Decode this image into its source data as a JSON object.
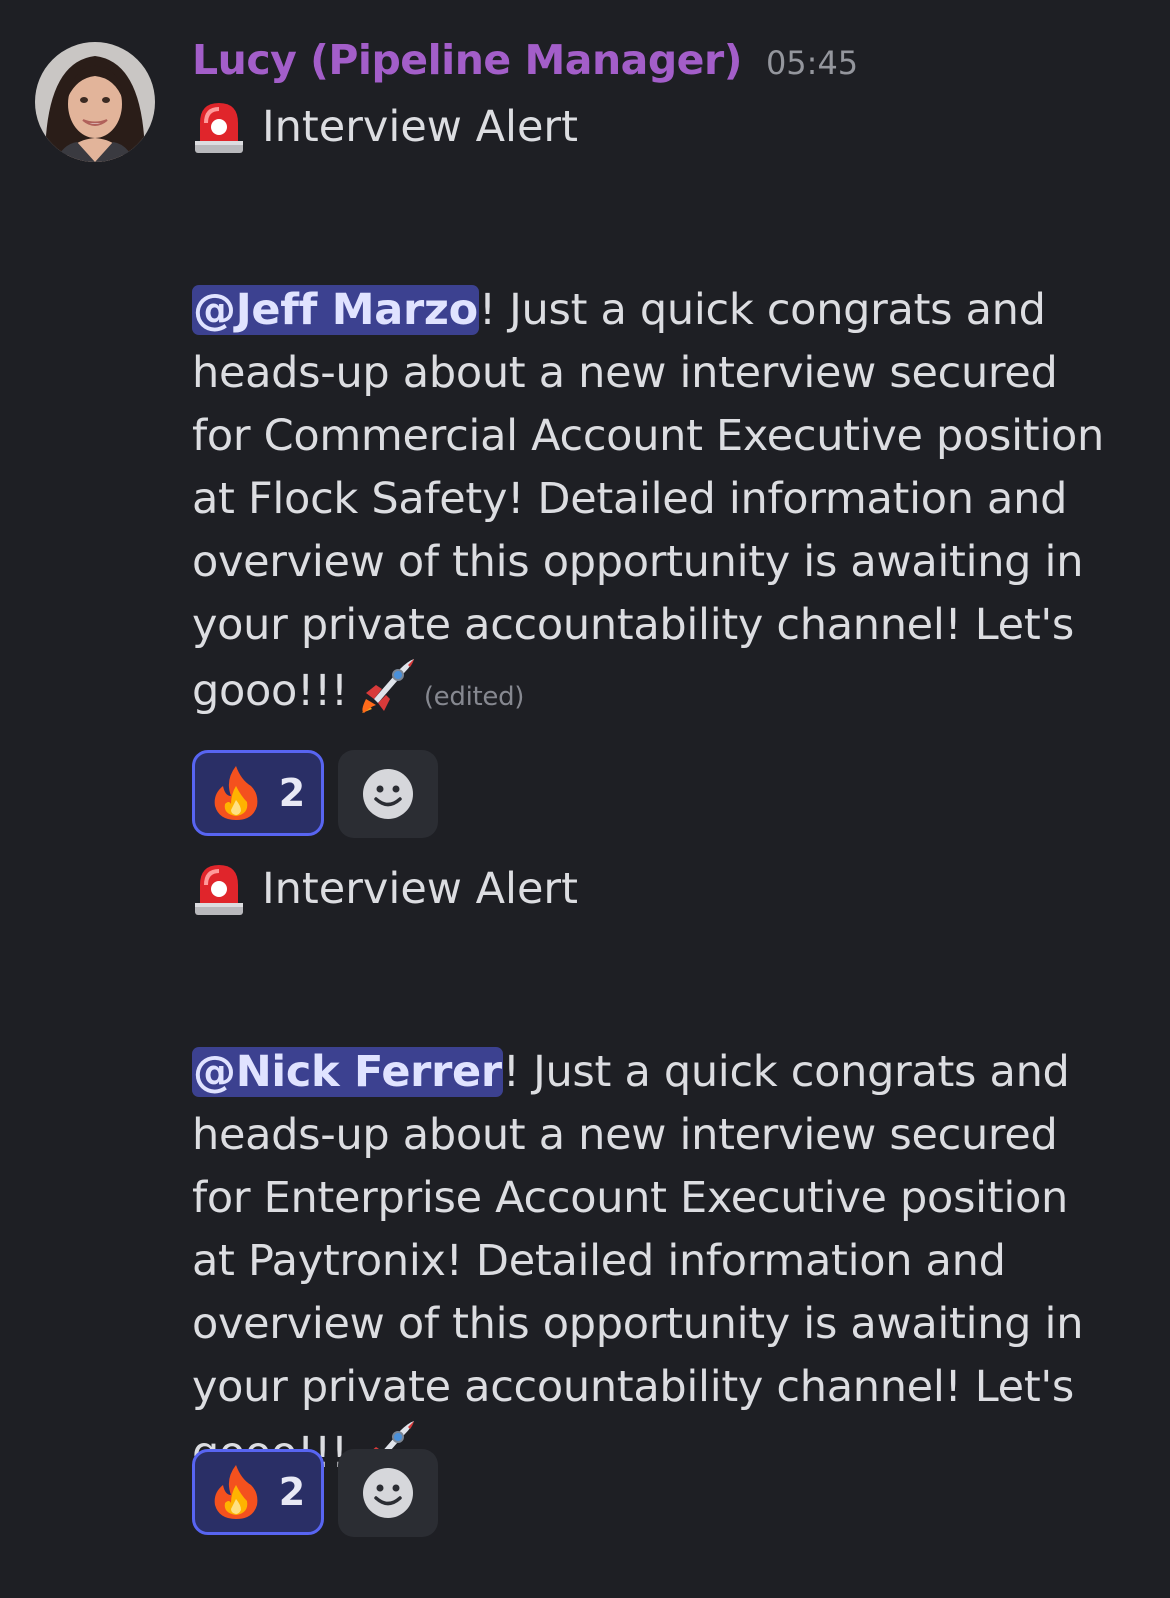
{
  "author": {
    "name": "Lucy (Pipeline Manager)",
    "timestamp": "05:45",
    "avatar_icon": "avatar-woman-portrait",
    "name_color": "#a35ec9"
  },
  "messages": [
    {
      "alert_title": "Interview Alert",
      "alert_icon": "siren-icon",
      "mention": "@Jeff Marzo",
      "body": "! Just a quick congrats and heads-up about a new interview secured for Commercial Account Executive position at Flock Safety! Detailed information and overview of this opportunity is awaiting in your private accountability channel! Let's gooo!!!",
      "trailing_icon": "rocket-icon",
      "edited": "(edited)",
      "reaction": {
        "emoji_icon": "fire-icon",
        "count": "2"
      }
    },
    {
      "alert_title": "Interview Alert",
      "alert_icon": "siren-icon",
      "mention": "@Nick Ferrer",
      "body": "! Just a quick congrats and heads-up about a new interview secured for Enterprise Account Executive position at Paytronix! Detailed information and overview of this opportunity is awaiting in your private accountability channel! Let's gooo!!!",
      "trailing_icon": "rocket-icon",
      "reaction": {
        "emoji_icon": "fire-icon",
        "count": "2"
      }
    }
  ],
  "colors": {
    "background": "#1e1f24",
    "mention_bg": "#3c4190",
    "reaction_border": "#5865f2"
  }
}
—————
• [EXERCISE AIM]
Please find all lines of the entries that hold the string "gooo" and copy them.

• [REPLY]
      "body": "! Just a quick congrats and heads-up about a new interview secured for Commercial Account Executive position at Flock Safety! Detailed information and overview of this opportunity is awaiting in your private accountability channel! Let's gooo!!!",
      "body": "! Just a quick congrats and heads-up about a new interview secured for Enterprise Account Executive position at Paytronix! Detailed information and overview of this opportunity is awaiting in your private accountability channel! Let's gooo!!!",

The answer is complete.